## What you will do
Where a line in the entries below contains the word "JSON", it counts; give the total by itself.

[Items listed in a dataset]
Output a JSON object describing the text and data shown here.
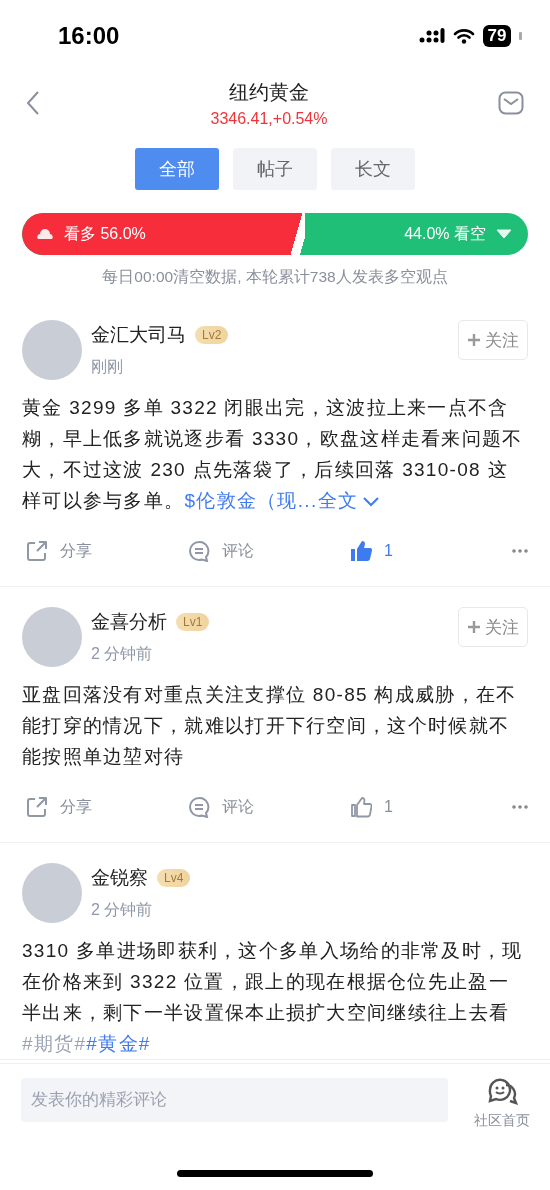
{
  "status_bar": {
    "time": "16:00",
    "battery": "79"
  },
  "header": {
    "title": "纽约黄金",
    "price": "3346.41,+0.54%"
  },
  "tabs": [
    {
      "label": "全部",
      "selected": true
    },
    {
      "label": "帖子",
      "selected": false
    },
    {
      "label": "长文",
      "selected": false
    }
  ],
  "sentiment": {
    "bull_label": "看多 56.0%",
    "bear_label": "44.0% 看空",
    "level": 0.56,
    "note": "每日00:00清空数据, 本轮累计738人发表多空观点"
  },
  "posts": [
    {
      "author": "金汇大司马",
      "badge": "Lv2",
      "time": "刚刚",
      "follow": "关注",
      "body": [
        {
          "kind": "text",
          "text": "黄金 3299 多单 3322 闭眼出完，这波拉上来一点不含糊，早上低多就说逐步看 3330，欧盘这样走看来问题不大，不过这波 230 点先落袋了，后续回落 3310-08 这样可以参与多单。"
        },
        {
          "kind": "topic",
          "text": "$伦敦金（现..."
        },
        {
          "kind": "expand",
          "text": "全文"
        }
      ],
      "share": "分享",
      "comment": "评论",
      "likes": "1",
      "liked": true
    },
    {
      "author": "金喜分析",
      "badge": "Lv1",
      "time": "2 分钟前",
      "follow": "关注",
      "body": [
        {
          "kind": "text",
          "text": "亚盘回落没有对重点关注支撑位 80-85 构成威胁，在不能打穿的情况下，就难以打开下行空间，这个时候就不能按照单边堃对待"
        }
      ],
      "share": "分享",
      "comment": "评论",
      "likes": "1",
      "liked": false
    },
    {
      "author": "金锐察",
      "badge": "Lv4",
      "time": "2 分钟前",
      "body": [
        {
          "kind": "text",
          "text": "3310 多单进场即获利，这个多单入场给的非常及时，现在价格来到 3322 位置，跟上的现在根据仓位先止盈一半出来，剩下一半设置保本止损扩大空间继续往上去看"
        },
        {
          "kind": "muted",
          "text": "#期货#"
        },
        {
          "kind": "topic",
          "text": "#黄金#"
        }
      ]
    }
  ],
  "bottom_bar": {
    "comment_placeholder": "发表你的精彩评论",
    "community_label": "社区首页"
  }
}
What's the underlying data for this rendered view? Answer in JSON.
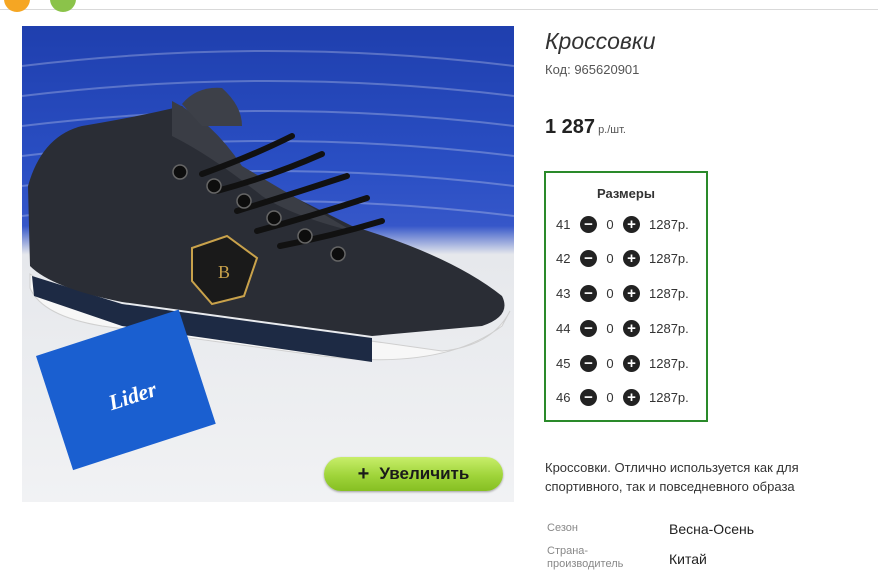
{
  "product": {
    "title": "Кроссовки",
    "code_label": "Код: 965620901",
    "price_amount": "1 287",
    "price_unit": "р./шт.",
    "zoom_label": "Увеличить",
    "zoom_plus": "+",
    "description": "Кроссовки. Отлично используется как для спортивного, так и повседневного образа"
  },
  "sizes": {
    "title": "Размеры",
    "rows": [
      {
        "size": "41",
        "qty": "0",
        "price": "1287р."
      },
      {
        "size": "42",
        "qty": "0",
        "price": "1287р."
      },
      {
        "size": "43",
        "qty": "0",
        "price": "1287р."
      },
      {
        "size": "44",
        "qty": "0",
        "price": "1287р."
      },
      {
        "size": "45",
        "qty": "0",
        "price": "1287р."
      },
      {
        "size": "46",
        "qty": "0",
        "price": "1287р."
      }
    ]
  },
  "specs": [
    {
      "label": "Сезон",
      "value": "Весна-Осень"
    },
    {
      "label": "Страна-производитель",
      "value": "Китай"
    }
  ],
  "colors": {
    "accent_green": "#2a8a2a",
    "button_green": "#9fd43a"
  }
}
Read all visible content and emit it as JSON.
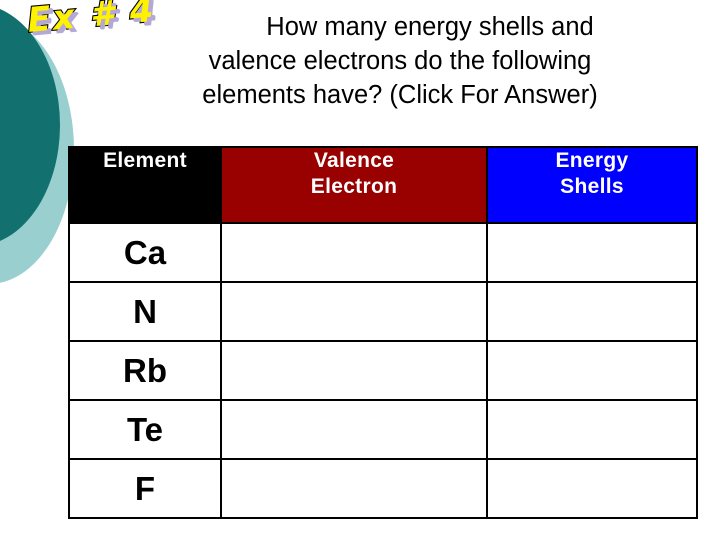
{
  "slide": {
    "background_color": "#FFFFFF"
  },
  "decoration": {
    "circle_dark_color": "#12716E",
    "circle_light_color": "#9ACFD0",
    "circle_dark_name": "dark-teal-circle",
    "circle_light_name": "light-teal-circle"
  },
  "wordart": {
    "text": "Ex # 4",
    "fill_color": "#FFF200",
    "outline_color": "#000000",
    "shadow_color": "#B3A8D8"
  },
  "title": {
    "line1": "How many energy shells and",
    "line2": "valence electrons do the following",
    "line3": "elements have? (Click For Answer)",
    "full_text": "How many energy shells and valence electrons do the following elements have? (Click For Answer)",
    "color": "#000000"
  },
  "table": {
    "headers": [
      {
        "label": "Element",
        "background": "#000000",
        "text_color": "#FFFFFF"
      },
      {
        "label": "Valence Electron",
        "background": "#990000",
        "text_color": "#FFFFFF"
      },
      {
        "label": "Energy Shells",
        "background": "#0000FF",
        "text_color": "#FFFFFF"
      }
    ],
    "header_line_breaks": {
      "valence_line1": "Valence",
      "valence_line2": "Electron",
      "shells_line1": "Energy",
      "shells_line2": "Shells"
    },
    "rows": [
      {
        "element": "Ca",
        "valence_electron": "",
        "energy_shells": ""
      },
      {
        "element": "N",
        "valence_electron": "",
        "energy_shells": ""
      },
      {
        "element": "Rb",
        "valence_electron": "",
        "energy_shells": ""
      },
      {
        "element": "Te",
        "valence_electron": "",
        "energy_shells": ""
      },
      {
        "element": "F",
        "valence_electron": "",
        "energy_shells": ""
      }
    ],
    "border_color": "#000000",
    "cell_background": "#FFFFFF"
  }
}
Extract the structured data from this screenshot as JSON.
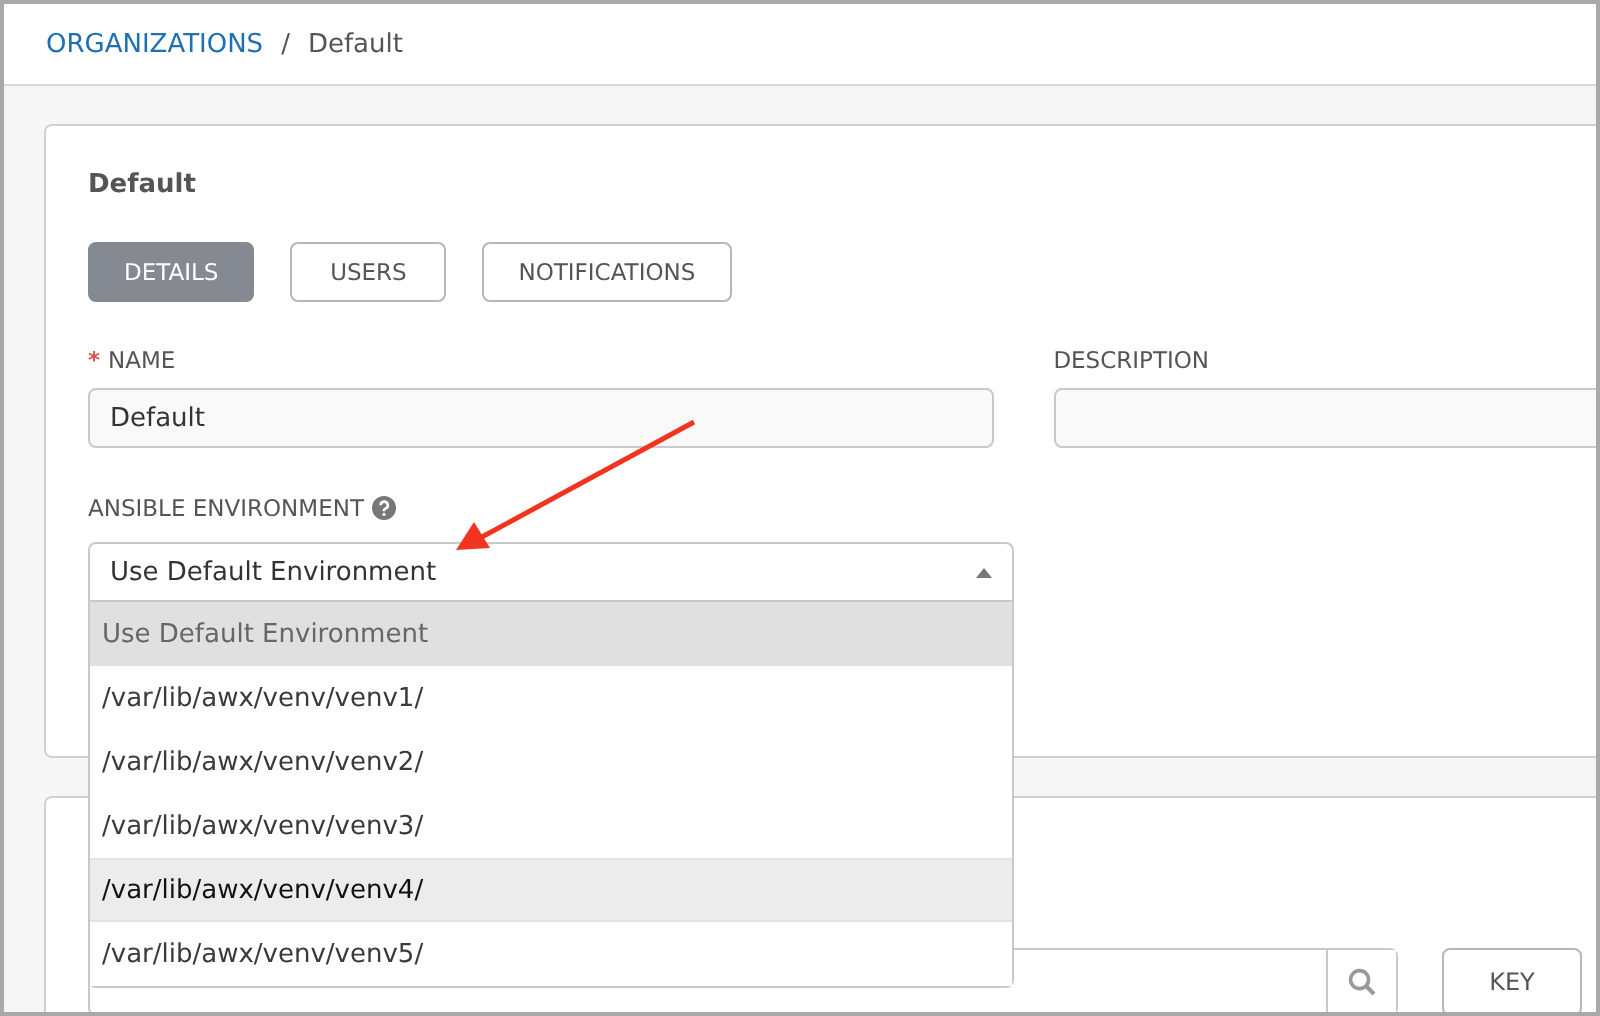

## Task response
4